With a gentle, sandy slope near the mouth of
the Sassafras River, where fresh-water currents lower
the salinity of the upper Chesapeake, Betterton Beach
is one of a few bay beaches that is nettle-free. Once
a deep water landing for steamboats, this recreational
park now offers swimming, boating, fishing, picnicking.
Stop and stretch your legs, cool off, and enjoy a picnic
lunch in this 19th century waterfront trading village.
C&D Canal Museum
The Chesapeake & Delaware Canal runs 14 miles long,
450 feet wide and 35 feet deep, connecting the Delaware
River with the Chesapeake Bay. Completed in 1829, the
canal was hand-dug by some 2,600 men digging and hauling
dirt from the ditch. Today, the canal is a modern, sea-level

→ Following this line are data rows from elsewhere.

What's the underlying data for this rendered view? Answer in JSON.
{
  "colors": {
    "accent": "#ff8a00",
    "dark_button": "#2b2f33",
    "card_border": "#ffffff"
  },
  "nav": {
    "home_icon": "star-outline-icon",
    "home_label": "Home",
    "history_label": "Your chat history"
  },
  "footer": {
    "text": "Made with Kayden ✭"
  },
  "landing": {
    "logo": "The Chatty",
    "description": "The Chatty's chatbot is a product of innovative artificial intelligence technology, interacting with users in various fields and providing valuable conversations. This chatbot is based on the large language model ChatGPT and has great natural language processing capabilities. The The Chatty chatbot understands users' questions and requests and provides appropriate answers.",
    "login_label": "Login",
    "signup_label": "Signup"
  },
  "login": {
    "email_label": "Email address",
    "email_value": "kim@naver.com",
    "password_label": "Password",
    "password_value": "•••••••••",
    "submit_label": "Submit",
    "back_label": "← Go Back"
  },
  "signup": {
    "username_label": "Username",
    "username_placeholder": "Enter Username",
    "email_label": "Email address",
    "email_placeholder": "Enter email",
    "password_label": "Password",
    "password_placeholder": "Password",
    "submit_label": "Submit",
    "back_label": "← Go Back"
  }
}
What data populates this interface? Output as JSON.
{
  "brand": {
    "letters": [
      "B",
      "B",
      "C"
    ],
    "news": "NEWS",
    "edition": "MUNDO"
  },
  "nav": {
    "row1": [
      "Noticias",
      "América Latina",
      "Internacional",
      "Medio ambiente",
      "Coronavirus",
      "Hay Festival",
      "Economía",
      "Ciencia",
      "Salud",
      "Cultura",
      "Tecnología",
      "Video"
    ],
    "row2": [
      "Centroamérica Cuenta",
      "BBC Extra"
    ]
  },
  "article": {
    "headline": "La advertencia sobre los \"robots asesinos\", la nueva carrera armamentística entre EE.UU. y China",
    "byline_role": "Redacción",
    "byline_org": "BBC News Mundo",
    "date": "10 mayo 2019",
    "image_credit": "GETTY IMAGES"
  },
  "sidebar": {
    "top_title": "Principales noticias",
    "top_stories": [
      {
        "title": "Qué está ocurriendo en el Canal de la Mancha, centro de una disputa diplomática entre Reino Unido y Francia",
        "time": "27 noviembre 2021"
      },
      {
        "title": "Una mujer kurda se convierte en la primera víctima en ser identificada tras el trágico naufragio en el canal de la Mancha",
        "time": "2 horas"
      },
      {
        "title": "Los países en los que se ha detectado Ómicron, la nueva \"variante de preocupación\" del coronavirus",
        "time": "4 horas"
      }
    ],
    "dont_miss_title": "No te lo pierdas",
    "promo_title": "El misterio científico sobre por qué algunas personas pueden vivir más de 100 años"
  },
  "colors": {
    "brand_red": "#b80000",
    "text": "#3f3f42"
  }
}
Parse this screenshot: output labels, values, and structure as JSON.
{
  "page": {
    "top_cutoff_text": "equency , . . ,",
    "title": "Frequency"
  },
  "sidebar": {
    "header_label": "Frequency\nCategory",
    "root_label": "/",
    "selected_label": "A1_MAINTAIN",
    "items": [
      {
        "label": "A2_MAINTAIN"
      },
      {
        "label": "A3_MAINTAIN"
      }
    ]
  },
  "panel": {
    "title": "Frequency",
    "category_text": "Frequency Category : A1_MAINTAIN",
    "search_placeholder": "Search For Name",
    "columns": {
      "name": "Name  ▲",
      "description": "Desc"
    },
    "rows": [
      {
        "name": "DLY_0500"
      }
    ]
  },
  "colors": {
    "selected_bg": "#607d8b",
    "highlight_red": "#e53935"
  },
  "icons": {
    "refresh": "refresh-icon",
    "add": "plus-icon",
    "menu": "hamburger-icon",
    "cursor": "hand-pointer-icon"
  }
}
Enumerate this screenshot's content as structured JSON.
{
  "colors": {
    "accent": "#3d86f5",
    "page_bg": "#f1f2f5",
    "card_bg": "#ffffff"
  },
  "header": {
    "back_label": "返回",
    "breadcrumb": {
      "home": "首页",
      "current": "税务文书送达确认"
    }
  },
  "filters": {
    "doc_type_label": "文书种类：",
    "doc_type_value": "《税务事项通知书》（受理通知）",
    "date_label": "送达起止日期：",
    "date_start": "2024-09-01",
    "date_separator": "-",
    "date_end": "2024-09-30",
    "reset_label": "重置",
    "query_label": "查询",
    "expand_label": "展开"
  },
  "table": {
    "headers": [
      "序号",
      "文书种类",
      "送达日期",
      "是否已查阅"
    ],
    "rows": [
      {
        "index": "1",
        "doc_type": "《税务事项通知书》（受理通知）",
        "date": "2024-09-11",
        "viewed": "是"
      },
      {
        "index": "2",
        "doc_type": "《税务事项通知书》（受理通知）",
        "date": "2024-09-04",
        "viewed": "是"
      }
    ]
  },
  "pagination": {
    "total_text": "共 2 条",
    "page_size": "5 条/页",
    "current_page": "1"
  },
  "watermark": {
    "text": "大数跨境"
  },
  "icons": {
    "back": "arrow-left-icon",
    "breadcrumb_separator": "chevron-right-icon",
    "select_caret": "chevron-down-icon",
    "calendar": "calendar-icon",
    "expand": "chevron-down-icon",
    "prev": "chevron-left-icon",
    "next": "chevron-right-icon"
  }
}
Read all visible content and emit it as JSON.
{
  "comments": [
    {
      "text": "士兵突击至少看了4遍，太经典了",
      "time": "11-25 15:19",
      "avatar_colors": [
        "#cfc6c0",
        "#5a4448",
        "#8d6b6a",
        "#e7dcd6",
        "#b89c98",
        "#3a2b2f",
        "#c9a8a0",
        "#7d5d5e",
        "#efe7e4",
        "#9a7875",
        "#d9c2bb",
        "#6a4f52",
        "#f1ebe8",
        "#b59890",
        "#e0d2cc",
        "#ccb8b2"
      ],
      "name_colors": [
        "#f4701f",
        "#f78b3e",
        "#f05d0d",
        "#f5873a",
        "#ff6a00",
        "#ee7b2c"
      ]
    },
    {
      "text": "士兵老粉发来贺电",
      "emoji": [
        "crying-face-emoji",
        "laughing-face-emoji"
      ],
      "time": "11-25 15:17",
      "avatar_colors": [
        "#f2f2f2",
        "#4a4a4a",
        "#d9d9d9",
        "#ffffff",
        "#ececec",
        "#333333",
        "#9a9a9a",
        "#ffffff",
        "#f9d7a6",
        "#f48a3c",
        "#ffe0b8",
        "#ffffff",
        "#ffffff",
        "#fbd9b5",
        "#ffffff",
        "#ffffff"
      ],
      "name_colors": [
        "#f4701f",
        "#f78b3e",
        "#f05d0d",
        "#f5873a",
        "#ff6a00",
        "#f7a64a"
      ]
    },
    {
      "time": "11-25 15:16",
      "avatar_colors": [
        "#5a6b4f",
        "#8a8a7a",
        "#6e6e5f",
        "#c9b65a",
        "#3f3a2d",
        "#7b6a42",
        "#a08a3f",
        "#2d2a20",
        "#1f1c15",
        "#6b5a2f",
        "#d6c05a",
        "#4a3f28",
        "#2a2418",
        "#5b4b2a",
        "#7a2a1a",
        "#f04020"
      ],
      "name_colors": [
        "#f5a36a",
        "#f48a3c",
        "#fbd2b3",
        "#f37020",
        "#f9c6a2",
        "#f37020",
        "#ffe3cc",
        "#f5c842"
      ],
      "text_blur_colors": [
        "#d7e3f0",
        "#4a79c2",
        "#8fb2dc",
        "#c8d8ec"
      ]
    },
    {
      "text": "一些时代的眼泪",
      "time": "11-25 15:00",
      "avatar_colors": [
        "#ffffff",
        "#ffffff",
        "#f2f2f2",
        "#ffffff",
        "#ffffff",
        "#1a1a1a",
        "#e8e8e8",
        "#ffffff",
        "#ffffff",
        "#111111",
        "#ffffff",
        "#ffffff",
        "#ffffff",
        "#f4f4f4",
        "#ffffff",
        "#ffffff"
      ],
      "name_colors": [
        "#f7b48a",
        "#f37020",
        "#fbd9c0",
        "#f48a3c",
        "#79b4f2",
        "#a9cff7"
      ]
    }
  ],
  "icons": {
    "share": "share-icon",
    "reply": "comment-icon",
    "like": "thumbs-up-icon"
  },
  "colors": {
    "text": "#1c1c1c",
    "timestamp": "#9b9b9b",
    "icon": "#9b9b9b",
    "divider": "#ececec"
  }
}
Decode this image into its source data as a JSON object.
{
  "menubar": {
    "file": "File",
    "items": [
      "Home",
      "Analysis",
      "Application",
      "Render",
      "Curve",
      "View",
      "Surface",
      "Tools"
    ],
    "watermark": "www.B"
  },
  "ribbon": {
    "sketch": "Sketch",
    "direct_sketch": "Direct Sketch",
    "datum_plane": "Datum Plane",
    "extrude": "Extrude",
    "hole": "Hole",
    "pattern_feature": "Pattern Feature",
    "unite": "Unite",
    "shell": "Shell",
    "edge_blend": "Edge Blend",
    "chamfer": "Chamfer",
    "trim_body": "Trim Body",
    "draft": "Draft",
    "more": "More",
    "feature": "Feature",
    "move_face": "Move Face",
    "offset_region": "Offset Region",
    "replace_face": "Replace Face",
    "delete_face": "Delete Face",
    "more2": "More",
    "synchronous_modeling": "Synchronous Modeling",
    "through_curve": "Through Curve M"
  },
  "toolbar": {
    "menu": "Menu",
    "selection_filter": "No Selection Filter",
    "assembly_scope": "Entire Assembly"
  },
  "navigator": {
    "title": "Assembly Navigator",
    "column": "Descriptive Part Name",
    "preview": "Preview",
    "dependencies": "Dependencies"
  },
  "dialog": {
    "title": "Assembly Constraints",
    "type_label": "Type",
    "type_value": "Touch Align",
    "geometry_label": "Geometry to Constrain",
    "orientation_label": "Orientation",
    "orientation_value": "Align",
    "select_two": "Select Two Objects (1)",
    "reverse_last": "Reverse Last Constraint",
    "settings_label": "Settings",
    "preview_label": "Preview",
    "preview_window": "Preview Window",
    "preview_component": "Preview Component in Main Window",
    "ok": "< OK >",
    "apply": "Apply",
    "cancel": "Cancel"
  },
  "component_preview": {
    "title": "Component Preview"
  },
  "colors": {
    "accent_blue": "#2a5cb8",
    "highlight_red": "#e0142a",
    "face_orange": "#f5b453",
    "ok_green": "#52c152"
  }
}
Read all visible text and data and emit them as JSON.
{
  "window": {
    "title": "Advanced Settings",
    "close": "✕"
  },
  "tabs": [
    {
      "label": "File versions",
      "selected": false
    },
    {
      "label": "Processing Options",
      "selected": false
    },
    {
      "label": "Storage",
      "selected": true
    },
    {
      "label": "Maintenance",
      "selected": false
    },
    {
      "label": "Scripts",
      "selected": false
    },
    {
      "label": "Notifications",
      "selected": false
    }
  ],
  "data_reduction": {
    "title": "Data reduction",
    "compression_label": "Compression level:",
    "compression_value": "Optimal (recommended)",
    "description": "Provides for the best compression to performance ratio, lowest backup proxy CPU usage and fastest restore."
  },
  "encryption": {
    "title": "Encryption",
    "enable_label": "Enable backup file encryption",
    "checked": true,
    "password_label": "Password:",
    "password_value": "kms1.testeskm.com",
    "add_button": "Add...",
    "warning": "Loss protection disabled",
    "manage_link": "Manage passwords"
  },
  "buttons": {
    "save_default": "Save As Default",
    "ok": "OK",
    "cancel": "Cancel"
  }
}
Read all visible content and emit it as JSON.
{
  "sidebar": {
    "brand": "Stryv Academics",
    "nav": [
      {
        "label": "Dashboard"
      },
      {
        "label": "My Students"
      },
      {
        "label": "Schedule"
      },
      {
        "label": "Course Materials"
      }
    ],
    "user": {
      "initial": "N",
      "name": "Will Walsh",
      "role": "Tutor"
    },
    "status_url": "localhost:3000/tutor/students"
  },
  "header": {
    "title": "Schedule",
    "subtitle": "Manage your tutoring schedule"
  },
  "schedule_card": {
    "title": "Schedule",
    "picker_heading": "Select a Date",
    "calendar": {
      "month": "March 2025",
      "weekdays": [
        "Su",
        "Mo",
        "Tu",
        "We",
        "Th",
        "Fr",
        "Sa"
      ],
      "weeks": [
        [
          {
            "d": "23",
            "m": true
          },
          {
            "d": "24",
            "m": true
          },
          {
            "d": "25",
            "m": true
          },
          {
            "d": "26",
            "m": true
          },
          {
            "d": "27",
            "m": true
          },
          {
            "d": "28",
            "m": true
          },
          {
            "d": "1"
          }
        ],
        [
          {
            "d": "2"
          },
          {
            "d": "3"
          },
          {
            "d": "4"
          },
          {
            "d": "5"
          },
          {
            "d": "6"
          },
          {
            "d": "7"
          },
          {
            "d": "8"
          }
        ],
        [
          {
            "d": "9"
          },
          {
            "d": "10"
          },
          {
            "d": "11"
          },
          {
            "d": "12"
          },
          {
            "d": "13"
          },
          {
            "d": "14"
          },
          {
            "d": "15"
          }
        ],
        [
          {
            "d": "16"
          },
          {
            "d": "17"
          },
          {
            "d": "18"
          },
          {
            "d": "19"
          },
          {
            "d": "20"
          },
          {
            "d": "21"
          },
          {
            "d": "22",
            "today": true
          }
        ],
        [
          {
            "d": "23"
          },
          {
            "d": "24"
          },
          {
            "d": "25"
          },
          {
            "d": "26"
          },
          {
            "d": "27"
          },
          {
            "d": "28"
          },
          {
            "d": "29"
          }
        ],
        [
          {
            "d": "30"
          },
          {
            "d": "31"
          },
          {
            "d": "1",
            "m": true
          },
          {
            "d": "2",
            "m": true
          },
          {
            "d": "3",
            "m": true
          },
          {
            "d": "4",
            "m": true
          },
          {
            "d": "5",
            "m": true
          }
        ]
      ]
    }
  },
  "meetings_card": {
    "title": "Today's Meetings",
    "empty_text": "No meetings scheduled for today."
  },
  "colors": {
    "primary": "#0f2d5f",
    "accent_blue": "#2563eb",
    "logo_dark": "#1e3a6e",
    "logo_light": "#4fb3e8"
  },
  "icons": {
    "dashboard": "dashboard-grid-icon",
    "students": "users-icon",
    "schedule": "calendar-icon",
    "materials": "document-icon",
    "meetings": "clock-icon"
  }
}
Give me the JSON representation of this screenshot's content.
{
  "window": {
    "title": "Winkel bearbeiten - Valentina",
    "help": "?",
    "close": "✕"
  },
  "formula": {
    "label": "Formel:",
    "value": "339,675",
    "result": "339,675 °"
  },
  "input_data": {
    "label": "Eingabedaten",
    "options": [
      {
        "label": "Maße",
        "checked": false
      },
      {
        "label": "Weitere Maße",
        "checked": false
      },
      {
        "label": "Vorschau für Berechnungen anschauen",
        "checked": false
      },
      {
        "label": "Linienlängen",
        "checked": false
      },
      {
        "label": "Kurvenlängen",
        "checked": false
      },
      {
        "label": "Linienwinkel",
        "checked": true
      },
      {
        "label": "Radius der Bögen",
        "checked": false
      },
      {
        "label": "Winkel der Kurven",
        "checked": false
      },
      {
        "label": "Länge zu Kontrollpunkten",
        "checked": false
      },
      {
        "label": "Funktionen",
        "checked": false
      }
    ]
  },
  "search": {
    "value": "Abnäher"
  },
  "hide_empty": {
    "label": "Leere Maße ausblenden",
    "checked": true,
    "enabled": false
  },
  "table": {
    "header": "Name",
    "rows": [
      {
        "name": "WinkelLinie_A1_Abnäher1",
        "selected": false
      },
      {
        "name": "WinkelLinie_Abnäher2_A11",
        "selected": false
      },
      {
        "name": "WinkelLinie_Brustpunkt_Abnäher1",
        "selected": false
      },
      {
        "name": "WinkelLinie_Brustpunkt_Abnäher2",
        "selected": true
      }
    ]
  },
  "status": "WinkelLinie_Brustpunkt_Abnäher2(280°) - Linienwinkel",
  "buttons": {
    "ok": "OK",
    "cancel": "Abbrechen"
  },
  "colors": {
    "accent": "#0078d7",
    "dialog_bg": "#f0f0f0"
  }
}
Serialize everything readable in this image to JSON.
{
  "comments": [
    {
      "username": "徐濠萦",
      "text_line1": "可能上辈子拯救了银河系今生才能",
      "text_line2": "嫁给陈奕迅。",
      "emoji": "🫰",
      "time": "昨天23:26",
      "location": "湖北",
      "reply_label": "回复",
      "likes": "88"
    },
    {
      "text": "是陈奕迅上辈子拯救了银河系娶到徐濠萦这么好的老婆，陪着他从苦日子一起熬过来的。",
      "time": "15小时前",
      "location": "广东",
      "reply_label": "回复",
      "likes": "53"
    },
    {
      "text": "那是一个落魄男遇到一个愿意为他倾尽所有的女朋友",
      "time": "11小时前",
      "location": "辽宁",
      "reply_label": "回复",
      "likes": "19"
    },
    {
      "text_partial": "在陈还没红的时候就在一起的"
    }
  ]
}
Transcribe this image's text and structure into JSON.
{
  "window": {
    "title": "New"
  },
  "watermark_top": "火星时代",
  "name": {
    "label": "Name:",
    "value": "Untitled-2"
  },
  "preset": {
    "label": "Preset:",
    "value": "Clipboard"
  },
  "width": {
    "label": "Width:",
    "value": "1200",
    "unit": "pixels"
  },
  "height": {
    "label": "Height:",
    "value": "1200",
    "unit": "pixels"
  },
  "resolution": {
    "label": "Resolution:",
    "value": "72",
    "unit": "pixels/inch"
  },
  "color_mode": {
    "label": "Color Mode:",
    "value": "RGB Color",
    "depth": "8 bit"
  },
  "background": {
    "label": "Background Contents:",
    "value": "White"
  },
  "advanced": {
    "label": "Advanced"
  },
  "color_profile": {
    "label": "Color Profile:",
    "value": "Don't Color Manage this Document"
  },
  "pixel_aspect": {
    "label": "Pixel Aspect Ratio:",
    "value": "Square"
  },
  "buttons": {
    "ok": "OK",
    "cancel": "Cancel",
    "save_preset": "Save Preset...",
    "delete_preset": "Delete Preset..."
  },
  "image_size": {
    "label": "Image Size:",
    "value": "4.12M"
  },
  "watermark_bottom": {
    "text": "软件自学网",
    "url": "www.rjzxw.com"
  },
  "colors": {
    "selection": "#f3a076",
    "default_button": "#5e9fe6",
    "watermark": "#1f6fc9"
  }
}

commercial waterway that is the busiest canal in the
United States and the 3rd busiest in the world. The
waterwheel and pumping engines remain in the original
pumphouse, which is now the museum. These steam engines
are the oldest of their type in America that are still
on their original foundations. The museum is open
year round, Monday-Friday, 8am to 4pm, year round.
Saturday - Sunday, 11am - 4pm, April - October.
Admission is free.
Captains’ Houses of Centreville
The Captains’ Houses stand as sentinels to
their own history. Though privately owned, these architecturally
unique houses date
to the early 19th century. They were built by Captain
John Ozmon for the captains and crew members of his
Chesapeake Bay schooners.
Chesapeake Exploration Center’s
This interactive exhibit at the Chesapeake
Exploration Center explores man’s close relationship
with the Bay and how that relationship has shaped our
culture and history, and conversely, how we have shaped
the environment of the Bay. The
hands-on exhibit highlights topics such as the formation
of the bay, the settlement of the region, the tobacco
era, the seafood industry, the opening of the bay bridge,
how we can save the bay, and much more. A great introduction
to start your Chesapeake Country visit!
With wonderful river vistas, this sandy
beach along the Elk River located at the
end of Route 282, is open to the public.
Picnic tables, a concession stand, and a fantastic view
of Turkey Point offers a respite by the bay. (Admission fee)
Located at the mouth of the Chester River,
Eastern Neck National Wildlife Refuge is a major feeding
and resting place for migratory and wintering waterfowl.
It is a benchmark site for remnant populations of the
endangered Delmarva Fox Squirrel, now found in only
4 counties on Maryland's Eastern Shore. The threatened
southern bald eagle, our national symbol, also calls
this island refuge home. Nearly six miles of roads and
trails are open to visitors most of the year. Boardwalks
decks provide opportunities to observe a
variety of habitats
Officially established in 1707, Rock Hall is
an important port of call. Rock Hall offers visitors
numerous opportunities to experience the Chesapeake
Bay and the heritage of this working waterfront community.
Rock Hall Museum portrays a century of life in this
town known as “The Pearl of the Chesapeake”;
Tolchester Revisited Museum preserves the bygone era
of a once popular bayside park 1877 to 1962; and the
Waterman’s Museum presents the rich history of
the maritime trades, which helped build this wonderful
town. Visitor’s can charter a boat from the harbor,
launch a boat at Bayside Landing, or relax by the Bay
at Rock Hall Beach.
Known as the “Schoolship of the Chesapeake”,
the Schooner Sultana is a 1768 replica ship whose motto
is “Preservation through Education.”
This sailing classroom hosts students throughout the
region, exploring the life of an 18th century sailor,
learning about history and the environment so that students
gain a greater understanding of the national treasure
that is the Chesapeake Bay. Public sails and numerous
ports of call are offered throughout the sailing season.
Downrigging weekend in November attracts numerous tall
ships to Chestertown.
The marriage of history and recreation
make this 147-acre park a unique destination. The natural
harbor of Turner’s Creek was once the site of
a thriving local shipping port, disbursing agricultural
goods throughout the Bay region. Now the tranquil harbor
is home to several crabbing and fishing boats, a fishing
pier, pavilion, and other recreational amenities.. The
last remaining pre- Civil War granary along the rivers
of the Chesapeake still stands on the site where an
earlier commissary shipped supplies to Washington’s
troops at Valley Forge. The park is also home to a colonial
mansion known as Knock’s Folly .
Urieville Lake was a mill pond constructed
prior to the Revolutionary War. The mil
(c. 1720), constructed by Colonel Isaac
Perkins, was charged milling flour for Washington’s
Army. The lake, operated as a Freshwater Fishery by
the Department of Natural Resources, offers fishing
and picnicking. A great place to cast a line along the